Australian PM's speech relatively mild on China at opening dinner of Shangri-La Dialogue: PLA delegate
Published: Jun 03, 2023 03:18 PM
Photo: CFP

Photo: CFP

In Australian Prime Minister Anthony Albanese's keynote speech at the 20th IISS Shangri-La Dialogue, delivered on Friday evening, the tone toward is China was noticeably less shrill, compared with opening addresses at the event over recent past years. A delegate of the Chinese People's Liberation Army (PLA) said the remarks were completely reasonable as Australia has been committed to improving its relations with China since Albanese came to power last year.

Speaking at the opening of the Shangri-La Dialogue security summit in Singapore, which runs from Friday to Sunday, Albanese said that "in Australia, our government has put dialogue at the heart of our efforts to stabilize our relationship with China," and called for greater engagement, "guardrails" and "dialogue" between China and the US. Overall, the speech can be argued as not heavy with gunpowder, observers noted. 

The speech is consistent with Australia's foreign policy, Zhang Chi, an expert from PLA National Defense University, told the Global Times. Zhang noted that the Albanese government assuming office in May 2022 was a turning point for China-Australia ties.

In June 2022, then Chinese state councilor and minister of national defense Wei Fenghe met with Australian Defense Minister Richard Marles, marking the highest-level meeting between the two countries in more than two years. Since then, Australia has been seeking opportunities to improve its relationship with China.

Against the backdrop, it is not surprising that when Albanese personally attended the Shangri-La Dialogue this year and delivered a keynote speech, he did not aim at China directly, continuing the trend of improving Australia's foreign policy ties with China.

Zhang also believes that Australia's efforts to maintain a good relationship with China will continue. He noticed that in the Q&A session before the opening dinner. A researcher from the London-based International Institute for Strategic Studies asked about Australia's strategic characteristics and how it positions itself strategically, in response to Albanese's reference to Australia being an Asian country in his speech. Albanese explained his position from three perspectives: First, Australia will continue to maintain its alliances with the US and other Western countries; Second, it will enhance its partnership with ASEAN countries; Third, it will strive to expand its relationship with China, including dialogue and communication in various areas such as economic engagement.

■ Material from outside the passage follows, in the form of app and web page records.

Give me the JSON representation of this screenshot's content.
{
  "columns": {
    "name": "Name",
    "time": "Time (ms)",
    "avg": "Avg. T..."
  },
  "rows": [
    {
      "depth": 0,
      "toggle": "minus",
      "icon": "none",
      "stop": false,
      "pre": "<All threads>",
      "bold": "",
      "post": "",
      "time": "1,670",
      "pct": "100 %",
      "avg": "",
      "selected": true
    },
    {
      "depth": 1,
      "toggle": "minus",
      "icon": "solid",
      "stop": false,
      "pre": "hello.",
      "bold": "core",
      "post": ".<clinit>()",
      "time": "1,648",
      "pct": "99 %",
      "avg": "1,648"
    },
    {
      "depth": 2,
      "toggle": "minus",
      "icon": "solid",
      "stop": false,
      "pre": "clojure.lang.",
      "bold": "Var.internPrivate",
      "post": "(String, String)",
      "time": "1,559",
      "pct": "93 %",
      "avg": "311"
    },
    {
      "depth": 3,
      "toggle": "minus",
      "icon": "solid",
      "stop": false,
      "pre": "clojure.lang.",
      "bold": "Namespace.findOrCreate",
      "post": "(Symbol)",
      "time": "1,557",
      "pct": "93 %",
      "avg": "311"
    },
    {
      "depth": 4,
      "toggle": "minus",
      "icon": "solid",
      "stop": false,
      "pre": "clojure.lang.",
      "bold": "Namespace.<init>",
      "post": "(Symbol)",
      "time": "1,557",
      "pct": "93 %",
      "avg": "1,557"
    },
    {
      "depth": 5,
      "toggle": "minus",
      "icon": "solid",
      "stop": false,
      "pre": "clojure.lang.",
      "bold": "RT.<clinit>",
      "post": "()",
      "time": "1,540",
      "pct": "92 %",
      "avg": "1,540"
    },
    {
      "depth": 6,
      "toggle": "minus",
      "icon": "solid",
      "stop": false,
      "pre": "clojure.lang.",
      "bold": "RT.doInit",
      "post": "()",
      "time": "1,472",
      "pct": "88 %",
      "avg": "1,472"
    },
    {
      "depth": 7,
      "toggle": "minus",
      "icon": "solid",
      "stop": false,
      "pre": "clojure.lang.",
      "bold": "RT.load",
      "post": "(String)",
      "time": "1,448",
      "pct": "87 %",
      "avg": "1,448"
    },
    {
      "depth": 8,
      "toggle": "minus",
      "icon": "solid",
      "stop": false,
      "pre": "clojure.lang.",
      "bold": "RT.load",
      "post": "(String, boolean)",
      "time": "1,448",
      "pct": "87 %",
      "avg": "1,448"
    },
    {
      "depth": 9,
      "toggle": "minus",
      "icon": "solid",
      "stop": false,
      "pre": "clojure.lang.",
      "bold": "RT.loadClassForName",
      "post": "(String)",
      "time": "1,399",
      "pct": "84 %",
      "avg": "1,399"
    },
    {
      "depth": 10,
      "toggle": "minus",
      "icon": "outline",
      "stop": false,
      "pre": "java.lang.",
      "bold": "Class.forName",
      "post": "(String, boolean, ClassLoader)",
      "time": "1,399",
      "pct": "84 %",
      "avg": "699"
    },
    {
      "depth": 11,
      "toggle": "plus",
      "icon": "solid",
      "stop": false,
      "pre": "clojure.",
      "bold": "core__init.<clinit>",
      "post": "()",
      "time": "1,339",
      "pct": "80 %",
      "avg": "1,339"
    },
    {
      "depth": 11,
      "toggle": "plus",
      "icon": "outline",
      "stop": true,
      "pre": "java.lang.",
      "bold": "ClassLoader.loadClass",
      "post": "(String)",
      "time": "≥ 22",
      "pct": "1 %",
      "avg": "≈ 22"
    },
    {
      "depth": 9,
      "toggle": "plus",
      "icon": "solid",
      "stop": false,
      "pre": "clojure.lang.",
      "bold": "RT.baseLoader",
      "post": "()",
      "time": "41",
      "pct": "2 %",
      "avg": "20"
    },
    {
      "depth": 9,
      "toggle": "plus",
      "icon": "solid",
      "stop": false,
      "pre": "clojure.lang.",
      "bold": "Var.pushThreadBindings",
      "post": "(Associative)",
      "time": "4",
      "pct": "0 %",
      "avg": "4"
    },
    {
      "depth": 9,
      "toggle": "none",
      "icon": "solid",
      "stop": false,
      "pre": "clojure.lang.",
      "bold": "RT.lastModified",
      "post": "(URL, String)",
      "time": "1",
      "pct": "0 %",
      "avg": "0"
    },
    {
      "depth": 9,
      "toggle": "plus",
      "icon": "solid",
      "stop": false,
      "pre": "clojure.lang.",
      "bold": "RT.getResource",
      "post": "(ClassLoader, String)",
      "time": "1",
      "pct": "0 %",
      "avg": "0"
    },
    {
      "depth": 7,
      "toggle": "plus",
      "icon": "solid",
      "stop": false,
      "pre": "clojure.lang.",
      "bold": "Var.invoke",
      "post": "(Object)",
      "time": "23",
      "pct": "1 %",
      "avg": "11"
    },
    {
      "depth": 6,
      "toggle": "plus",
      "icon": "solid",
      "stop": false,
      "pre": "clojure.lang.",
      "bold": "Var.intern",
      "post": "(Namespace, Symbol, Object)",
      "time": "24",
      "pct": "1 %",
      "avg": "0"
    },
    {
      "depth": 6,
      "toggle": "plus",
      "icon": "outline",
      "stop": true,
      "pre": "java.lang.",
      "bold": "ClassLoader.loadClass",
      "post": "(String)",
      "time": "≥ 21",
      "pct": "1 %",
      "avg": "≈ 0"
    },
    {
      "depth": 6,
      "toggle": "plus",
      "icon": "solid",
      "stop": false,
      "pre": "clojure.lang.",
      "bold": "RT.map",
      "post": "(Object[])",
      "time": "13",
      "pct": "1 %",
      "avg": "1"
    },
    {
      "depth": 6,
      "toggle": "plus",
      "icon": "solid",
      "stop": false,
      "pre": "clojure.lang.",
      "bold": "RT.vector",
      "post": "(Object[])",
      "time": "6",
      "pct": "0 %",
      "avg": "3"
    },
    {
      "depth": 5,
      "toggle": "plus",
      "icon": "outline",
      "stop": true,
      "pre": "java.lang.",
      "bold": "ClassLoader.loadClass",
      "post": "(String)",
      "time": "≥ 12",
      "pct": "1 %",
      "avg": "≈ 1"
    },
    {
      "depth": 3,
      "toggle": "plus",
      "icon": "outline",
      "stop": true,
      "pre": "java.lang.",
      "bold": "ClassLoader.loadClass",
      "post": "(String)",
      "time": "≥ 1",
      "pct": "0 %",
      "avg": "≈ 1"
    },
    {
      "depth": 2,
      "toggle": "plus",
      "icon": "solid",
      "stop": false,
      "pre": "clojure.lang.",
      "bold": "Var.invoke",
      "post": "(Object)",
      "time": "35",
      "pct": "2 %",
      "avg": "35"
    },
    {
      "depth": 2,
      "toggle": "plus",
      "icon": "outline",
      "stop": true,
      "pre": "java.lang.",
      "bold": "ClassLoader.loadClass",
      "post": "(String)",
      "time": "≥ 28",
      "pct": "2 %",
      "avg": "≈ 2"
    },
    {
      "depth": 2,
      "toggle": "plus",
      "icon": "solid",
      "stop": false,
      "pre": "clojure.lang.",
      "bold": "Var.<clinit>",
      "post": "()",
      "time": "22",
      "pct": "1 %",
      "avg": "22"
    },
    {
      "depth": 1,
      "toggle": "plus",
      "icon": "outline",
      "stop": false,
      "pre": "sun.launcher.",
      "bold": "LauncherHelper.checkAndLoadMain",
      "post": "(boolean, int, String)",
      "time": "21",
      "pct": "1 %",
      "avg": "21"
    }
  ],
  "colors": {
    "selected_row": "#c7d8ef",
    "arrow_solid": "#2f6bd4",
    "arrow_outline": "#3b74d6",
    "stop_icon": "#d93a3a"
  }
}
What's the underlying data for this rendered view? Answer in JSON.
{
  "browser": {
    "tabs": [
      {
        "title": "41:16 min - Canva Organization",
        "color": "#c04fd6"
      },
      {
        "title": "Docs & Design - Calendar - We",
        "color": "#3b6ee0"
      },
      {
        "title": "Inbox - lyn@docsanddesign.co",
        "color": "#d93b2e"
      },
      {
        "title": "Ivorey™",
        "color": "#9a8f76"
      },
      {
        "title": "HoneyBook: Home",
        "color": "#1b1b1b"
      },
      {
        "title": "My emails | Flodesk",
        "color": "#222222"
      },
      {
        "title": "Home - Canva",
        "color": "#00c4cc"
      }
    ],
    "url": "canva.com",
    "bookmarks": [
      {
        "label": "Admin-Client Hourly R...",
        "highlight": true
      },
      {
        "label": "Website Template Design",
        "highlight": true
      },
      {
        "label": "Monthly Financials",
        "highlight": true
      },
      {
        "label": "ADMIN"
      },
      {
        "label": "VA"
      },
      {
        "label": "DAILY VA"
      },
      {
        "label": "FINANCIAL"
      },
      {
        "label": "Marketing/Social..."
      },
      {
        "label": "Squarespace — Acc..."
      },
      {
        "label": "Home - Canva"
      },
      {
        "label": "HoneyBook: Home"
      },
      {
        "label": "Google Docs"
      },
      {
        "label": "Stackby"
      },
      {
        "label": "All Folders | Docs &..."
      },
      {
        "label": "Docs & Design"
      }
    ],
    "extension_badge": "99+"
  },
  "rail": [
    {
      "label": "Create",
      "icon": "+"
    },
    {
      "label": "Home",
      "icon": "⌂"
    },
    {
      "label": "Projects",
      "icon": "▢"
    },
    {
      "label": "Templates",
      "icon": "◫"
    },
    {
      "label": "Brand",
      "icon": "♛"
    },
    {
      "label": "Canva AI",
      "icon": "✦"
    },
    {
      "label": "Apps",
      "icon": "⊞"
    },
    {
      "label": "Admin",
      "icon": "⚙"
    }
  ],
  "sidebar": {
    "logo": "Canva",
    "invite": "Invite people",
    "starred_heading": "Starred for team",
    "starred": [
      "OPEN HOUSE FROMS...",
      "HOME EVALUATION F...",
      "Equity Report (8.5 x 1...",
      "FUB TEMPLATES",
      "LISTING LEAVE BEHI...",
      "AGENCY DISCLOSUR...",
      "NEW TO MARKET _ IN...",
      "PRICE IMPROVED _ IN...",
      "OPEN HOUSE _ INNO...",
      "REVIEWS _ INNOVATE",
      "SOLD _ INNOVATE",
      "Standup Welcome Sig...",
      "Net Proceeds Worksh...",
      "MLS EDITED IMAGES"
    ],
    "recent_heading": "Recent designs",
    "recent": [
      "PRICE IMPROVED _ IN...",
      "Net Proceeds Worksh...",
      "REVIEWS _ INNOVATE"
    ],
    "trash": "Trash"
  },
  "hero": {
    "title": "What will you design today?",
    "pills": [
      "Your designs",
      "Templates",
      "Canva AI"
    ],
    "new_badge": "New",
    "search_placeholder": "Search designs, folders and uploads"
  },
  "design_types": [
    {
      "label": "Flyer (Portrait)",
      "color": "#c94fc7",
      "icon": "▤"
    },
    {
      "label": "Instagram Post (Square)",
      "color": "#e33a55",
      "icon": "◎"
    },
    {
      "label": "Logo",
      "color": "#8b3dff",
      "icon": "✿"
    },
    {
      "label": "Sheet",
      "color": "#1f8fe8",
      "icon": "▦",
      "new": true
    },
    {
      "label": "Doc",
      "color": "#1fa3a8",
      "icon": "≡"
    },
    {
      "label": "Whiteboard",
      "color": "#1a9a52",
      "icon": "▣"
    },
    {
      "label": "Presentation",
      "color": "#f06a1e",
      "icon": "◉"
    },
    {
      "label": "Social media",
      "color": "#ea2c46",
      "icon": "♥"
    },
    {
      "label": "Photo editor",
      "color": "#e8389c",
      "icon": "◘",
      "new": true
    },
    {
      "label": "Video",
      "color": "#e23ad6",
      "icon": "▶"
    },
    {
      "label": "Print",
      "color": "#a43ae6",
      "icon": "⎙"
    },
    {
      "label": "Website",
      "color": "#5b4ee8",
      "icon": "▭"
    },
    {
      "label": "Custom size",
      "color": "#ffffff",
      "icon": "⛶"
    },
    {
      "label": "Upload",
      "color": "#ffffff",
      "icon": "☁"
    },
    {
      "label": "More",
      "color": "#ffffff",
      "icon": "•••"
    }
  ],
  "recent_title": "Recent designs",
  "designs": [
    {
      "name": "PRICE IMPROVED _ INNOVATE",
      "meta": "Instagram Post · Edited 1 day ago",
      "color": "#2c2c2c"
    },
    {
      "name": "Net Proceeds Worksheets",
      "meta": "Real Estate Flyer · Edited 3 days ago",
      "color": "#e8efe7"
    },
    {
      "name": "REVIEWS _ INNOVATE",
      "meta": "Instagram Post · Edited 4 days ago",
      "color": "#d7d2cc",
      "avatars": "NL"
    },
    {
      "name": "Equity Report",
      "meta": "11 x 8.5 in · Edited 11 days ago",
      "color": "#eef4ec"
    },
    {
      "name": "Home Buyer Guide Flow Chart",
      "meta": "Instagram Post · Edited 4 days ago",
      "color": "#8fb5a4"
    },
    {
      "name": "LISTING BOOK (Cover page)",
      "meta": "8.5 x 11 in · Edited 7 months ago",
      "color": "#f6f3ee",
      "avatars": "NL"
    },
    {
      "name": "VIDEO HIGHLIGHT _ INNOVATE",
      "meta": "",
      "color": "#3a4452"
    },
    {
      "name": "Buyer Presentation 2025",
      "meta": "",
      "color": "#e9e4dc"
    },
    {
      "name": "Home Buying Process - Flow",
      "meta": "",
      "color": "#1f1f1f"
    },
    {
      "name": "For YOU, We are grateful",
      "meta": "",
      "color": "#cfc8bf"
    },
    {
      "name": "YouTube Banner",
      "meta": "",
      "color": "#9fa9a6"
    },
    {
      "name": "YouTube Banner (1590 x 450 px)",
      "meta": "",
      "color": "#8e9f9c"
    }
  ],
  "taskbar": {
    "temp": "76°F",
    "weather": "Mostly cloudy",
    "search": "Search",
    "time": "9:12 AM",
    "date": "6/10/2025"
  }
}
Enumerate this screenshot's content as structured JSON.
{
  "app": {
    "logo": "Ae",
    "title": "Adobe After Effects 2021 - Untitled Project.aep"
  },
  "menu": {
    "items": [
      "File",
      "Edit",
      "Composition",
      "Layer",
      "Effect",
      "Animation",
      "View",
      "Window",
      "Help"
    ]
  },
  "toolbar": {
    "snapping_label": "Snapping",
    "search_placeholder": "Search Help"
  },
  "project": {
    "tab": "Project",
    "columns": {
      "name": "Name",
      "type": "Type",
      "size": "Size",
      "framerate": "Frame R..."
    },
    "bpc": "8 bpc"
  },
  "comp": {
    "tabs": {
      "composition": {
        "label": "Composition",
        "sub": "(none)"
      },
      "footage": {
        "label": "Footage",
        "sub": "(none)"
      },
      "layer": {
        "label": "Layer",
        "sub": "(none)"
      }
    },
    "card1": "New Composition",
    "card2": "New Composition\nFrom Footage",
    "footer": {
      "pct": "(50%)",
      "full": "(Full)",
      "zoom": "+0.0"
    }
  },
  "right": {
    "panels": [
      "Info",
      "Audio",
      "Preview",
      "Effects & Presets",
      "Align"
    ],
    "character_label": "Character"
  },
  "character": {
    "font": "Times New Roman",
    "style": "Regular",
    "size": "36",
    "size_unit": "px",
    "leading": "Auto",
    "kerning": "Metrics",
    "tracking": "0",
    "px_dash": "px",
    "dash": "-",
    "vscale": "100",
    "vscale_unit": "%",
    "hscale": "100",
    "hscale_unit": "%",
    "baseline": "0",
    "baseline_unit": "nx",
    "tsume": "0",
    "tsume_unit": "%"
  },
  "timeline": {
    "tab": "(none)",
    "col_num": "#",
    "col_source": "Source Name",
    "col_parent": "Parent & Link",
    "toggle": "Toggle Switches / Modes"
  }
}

According to Zhang, both the question and the answer contained a contradiction - Australia's geopolitical strategy and geopolitical economy are out of sync. On the one hand, Australia has been a staunch ally of the US in the Asia-Pacific region, relying on the US in security and military fields. On the other hand, Australia cannot leave China economically. Australia is an important member of the Regional Comprehensive Economic Partnership (RCEP) and is well aware that its future national development lies in Asia. Therefore, Australia is determined to fully integrate into Asia, which means it wants to embrace its Western identity while making efforts to further integrate into Asia. This indicates that in the future, Australia will learn to interact with other countries in an Asian way, which is characterized by mutual respect, equality, mutual benefit, consensus-building, taking into account the concerns and comfort of all parties.

Observers believed that this is also a signal indicating that the focus of global geopolitics and geo-economics has shifted from the European Atlantic to the Asia-Pacific region. In order to adapt to this trend, Australia has decided to follow the trend of the times and will therefore seek to expand its relationship with China.